══ DATA LISTING ══

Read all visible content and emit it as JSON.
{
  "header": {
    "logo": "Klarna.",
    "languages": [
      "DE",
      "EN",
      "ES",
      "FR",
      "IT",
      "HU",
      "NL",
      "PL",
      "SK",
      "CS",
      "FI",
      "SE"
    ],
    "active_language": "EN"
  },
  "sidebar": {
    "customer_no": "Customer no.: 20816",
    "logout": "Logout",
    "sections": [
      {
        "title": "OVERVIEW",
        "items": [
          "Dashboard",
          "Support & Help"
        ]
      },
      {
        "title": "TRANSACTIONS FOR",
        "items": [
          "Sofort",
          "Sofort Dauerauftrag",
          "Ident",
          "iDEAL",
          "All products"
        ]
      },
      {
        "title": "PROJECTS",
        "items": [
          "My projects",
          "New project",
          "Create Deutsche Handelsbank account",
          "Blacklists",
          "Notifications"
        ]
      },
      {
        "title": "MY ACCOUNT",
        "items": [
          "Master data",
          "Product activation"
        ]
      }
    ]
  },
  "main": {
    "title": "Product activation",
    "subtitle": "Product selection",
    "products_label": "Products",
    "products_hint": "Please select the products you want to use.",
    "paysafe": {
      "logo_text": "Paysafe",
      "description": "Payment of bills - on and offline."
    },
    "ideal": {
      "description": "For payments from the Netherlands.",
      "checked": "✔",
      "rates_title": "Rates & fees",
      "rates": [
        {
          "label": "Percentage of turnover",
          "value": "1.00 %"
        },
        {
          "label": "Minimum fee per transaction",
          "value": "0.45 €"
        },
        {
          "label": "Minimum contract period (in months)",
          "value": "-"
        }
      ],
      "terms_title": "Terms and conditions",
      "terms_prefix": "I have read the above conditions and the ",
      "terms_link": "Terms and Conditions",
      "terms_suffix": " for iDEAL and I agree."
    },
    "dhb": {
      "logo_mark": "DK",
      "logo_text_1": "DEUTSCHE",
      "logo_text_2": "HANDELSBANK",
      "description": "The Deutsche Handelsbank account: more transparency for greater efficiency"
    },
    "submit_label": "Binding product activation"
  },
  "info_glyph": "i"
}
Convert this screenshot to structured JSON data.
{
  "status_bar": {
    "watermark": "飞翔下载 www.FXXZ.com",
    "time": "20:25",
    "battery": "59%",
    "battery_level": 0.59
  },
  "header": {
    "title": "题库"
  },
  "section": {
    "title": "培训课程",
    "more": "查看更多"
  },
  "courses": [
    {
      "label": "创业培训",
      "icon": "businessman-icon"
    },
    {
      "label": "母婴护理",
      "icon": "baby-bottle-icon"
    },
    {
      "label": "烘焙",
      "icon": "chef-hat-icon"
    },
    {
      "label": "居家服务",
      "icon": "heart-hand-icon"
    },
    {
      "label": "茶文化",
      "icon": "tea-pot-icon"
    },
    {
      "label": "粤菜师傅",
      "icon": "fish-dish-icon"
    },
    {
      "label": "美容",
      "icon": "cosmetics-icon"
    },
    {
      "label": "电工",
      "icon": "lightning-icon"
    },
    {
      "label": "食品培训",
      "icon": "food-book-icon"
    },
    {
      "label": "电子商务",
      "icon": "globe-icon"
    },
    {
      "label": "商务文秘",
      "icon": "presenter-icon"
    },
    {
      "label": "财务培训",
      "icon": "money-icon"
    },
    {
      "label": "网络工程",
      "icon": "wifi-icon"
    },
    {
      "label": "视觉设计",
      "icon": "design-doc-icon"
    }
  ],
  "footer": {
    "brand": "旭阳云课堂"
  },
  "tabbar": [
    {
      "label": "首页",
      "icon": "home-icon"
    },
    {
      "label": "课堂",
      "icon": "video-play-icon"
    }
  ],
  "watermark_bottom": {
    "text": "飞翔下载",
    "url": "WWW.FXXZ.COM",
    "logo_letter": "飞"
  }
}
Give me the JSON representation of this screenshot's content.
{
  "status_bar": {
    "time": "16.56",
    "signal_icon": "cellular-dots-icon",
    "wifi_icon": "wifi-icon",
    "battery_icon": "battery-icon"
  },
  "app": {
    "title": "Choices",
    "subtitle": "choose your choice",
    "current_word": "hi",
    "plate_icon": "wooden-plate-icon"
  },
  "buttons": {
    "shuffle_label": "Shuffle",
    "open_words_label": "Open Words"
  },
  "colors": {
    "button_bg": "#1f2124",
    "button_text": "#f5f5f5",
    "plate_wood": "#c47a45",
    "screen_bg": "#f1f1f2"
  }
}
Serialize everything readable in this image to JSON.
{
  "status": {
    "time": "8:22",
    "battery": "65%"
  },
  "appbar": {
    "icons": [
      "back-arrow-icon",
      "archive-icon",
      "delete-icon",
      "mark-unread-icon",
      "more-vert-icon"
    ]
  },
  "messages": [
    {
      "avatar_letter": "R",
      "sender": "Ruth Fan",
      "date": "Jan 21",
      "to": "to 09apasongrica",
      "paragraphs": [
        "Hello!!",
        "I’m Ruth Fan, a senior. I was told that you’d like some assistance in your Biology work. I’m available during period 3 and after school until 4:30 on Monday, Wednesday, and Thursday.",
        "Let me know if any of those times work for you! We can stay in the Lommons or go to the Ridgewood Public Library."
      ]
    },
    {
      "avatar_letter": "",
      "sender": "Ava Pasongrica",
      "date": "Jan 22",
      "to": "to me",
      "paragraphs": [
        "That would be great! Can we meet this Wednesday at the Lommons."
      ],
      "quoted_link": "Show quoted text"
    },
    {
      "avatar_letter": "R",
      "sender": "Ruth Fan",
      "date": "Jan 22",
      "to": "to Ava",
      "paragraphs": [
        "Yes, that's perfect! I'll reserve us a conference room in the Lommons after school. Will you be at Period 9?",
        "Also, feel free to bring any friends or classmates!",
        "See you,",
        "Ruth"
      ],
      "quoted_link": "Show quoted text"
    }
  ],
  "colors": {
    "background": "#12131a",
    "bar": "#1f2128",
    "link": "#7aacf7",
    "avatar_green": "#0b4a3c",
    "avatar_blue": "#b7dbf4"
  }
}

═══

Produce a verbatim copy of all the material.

§ RESPONSE TO THIS EXERCISE:
Read all visible content and emit it as JSON.
{
  "header": {
    "logo": "Klarna.",
    "languages": [
      "DE",
      "EN",
      "ES",
      "FR",
      "IT",
      "HU",
      "NL",
      "PL",
      "SK",
      "CS",
      "FI",
      "SE"
    ],
    "active_language": "EN"
  },
  "sidebar": {
    "customer_no": "Customer no.: 20816",
    "logout": "Logout",
    "sections": [
      {
        "title": "OVERVIEW",
        "items": [
          "Dashboard",
          "Support & Help"
        ]
      },
      {
        "title": "TRANSACTIONS FOR",
        "items": [
          "Sofort",
          "Sofort Dauerauftrag",
          "Ident",
          "iDEAL",
          "All products"
        ]
      },
      {
        "title": "PROJECTS",
        "items": [
          "My projects",
          "New project",
          "Create Deutsche Handelsbank account",
          "Blacklists",
          "Notifications"
        ]
      },
      {
        "title": "MY ACCOUNT",
        "items": [
          "Master data",
          "Product activation"
        ]
      }
    ]
  },
  "main": {
    "title": "Product activation",
    "subtitle": "Product selection",
    "products_label": "Products",
    "products_hint": "Please select the products you want to use.",
    "paysafe": {
      "logo_text": "Paysafe",
      "description": "Payment of bills - on and offline."
    },
    "ideal": {
      "description": "For payments from the Netherlands.",
      "checked": "✔",
      "rates_title": "Rates & fees",
      "rates": [
        {
          "label": "Percentage of turnover",
          "value": "1.00 %"
        },
        {
          "label": "Minimum fee per transaction",
          "value": "0.45 €"
        },
        {
          "label": "Minimum contract period (in months)",
          "value": "-"
        }
      ],
      "terms_title": "Terms and conditions",
      "terms_prefix": "I have read the above conditions and the ",
      "terms_link": "Terms and Conditions",
      "terms_suffix": " for iDEAL and I agree."
    },
    "dhb": {
      "logo_mark": "DK",
      "logo_text_1": "DEUTSCHE",
      "logo_text_2": "HANDELSBANK",
      "description": "The Deutsche Handelsbank account: more transparency for greater efficiency"
    },
    "submit_label": "Binding product activation"
  },
  "info_glyph": "i"
}
Convert this screenshot to structured JSON data.
{
  "status_bar": {
    "watermark": "飞翔下载 www.FXXZ.com",
    "time": "20:25",
    "battery": "59%",
    "battery_level": 0.59
  },
  "header": {
    "title": "题库"
  },
  "section": {
    "title": "培训课程",
    "more": "查看更多"
  },
  "courses": [
    {
      "label": "创业培训",
      "icon": "businessman-icon"
    },
    {
      "label": "母婴护理",
      "icon": "baby-bottle-icon"
    },
    {
      "label": "烘焙",
      "icon": "chef-hat-icon"
    },
    {
      "label": "居家服务",
      "icon": "heart-hand-icon"
    },
    {
      "label": "茶文化",
      "icon": "tea-pot-icon"
    },
    {
      "label": "粤菜师傅",
      "icon": "fish-dish-icon"
    },
    {
      "label": "美容",
      "icon": "cosmetics-icon"
    },
    {
      "label": "电工",
      "icon": "lightning-icon"
    },
    {
      "label": "食品培训",
      "icon": "food-book-icon"
    },
    {
      "label": "电子商务",
      "icon": "globe-icon"
    },
    {
      "label": "商务文秘",
      "icon": "presenter-icon"
    },
    {
      "label": "财务培训",
      "icon": "money-icon"
    },
    {
      "label": "网络工程",
      "icon": "wifi-icon"
    },
    {
      "label": "视觉设计",
      "icon": "design-doc-icon"
    }
  ],
  "footer": {
    "brand": "旭阳云课堂"
  },
  "tabbar": [
    {
      "label": "首页",
      "icon": "home-icon"
    },
    {
      "label": "课堂",
      "icon": "video-play-icon"
    }
  ],
  "watermark_bottom": {
    "text": "飞翔下载",
    "url": "WWW.FXXZ.COM",
    "logo_letter": "飞"
  }
}
Give me the JSON representation of this screenshot's content.
{
  "status_bar": {
    "time": "16.56",
    "signal_icon": "cellular-dots-icon",
    "wifi_icon": "wifi-icon",
    "battery_icon": "battery-icon"
  },
  "app": {
    "title": "Choices",
    "subtitle": "choose your choice",
    "current_word": "hi",
    "plate_icon": "wooden-plate-icon"
  },
  "buttons": {
    "shuffle_label": "Shuffle",
    "open_words_label": "Open Words"
  },
  "colors": {
    "button_bg": "#1f2124",
    "button_text": "#f5f5f5",
    "plate_wood": "#c47a45",
    "screen_bg": "#f1f1f2"
  }
}
Serialize everything readable in this image to JSON.
{
  "status": {
    "time": "8:22",
    "battery": "65%"
  },
  "appbar": {
    "icons": [
      "back-arrow-icon",
      "archive-icon",
      "delete-icon",
      "mark-unread-icon",
      "more-vert-icon"
    ]
  },
  "messages": [
    {
      "avatar_letter": "R",
      "sender": "Ruth Fan",
      "date": "Jan 21",
      "to": "to 09apasongrica",
      "paragraphs": [
        "Hello!!",
        "I’m Ruth Fan, a senior. I was told that you’d like some assistance in your Biology work. I’m available during period 3 and after school until 4:30 on Monday, Wednesday, and Thursday.",
        "Let me know if any of those times work for you! We can stay in the Lommons or go to the Ridgewood Public Library."
      ]
    },
    {
      "avatar_letter": "",
      "sender": "Ava Pasongrica",
      "date": "Jan 22",
      "to": "to me",
      "paragraphs": [
        "That would be great! Can we meet this Wednesday at the Lommons."
      ],
      "quoted_link": "Show quoted text"
    },
    {
      "avatar_letter": "R",
      "sender": "Ruth Fan",
      "date": "Jan 22",
      "to": "to Ava",
      "paragraphs": [
        "Yes, that's perfect! I'll reserve us a conference room in the Lommons after school. Will you be at Period 9?",
        "Also, feel free to bring any friends or classmates!",
        "See you,",
        "Ruth"
      ],
      "quoted_link": "Show quoted text"
    }
  ],
  "colors": {
    "background": "#12131a",
    "bar": "#1f2128",
    "link": "#7aacf7",
    "avatar_green": "#0b4a3c",
    "avatar_blue": "#b7dbf4"
  }
}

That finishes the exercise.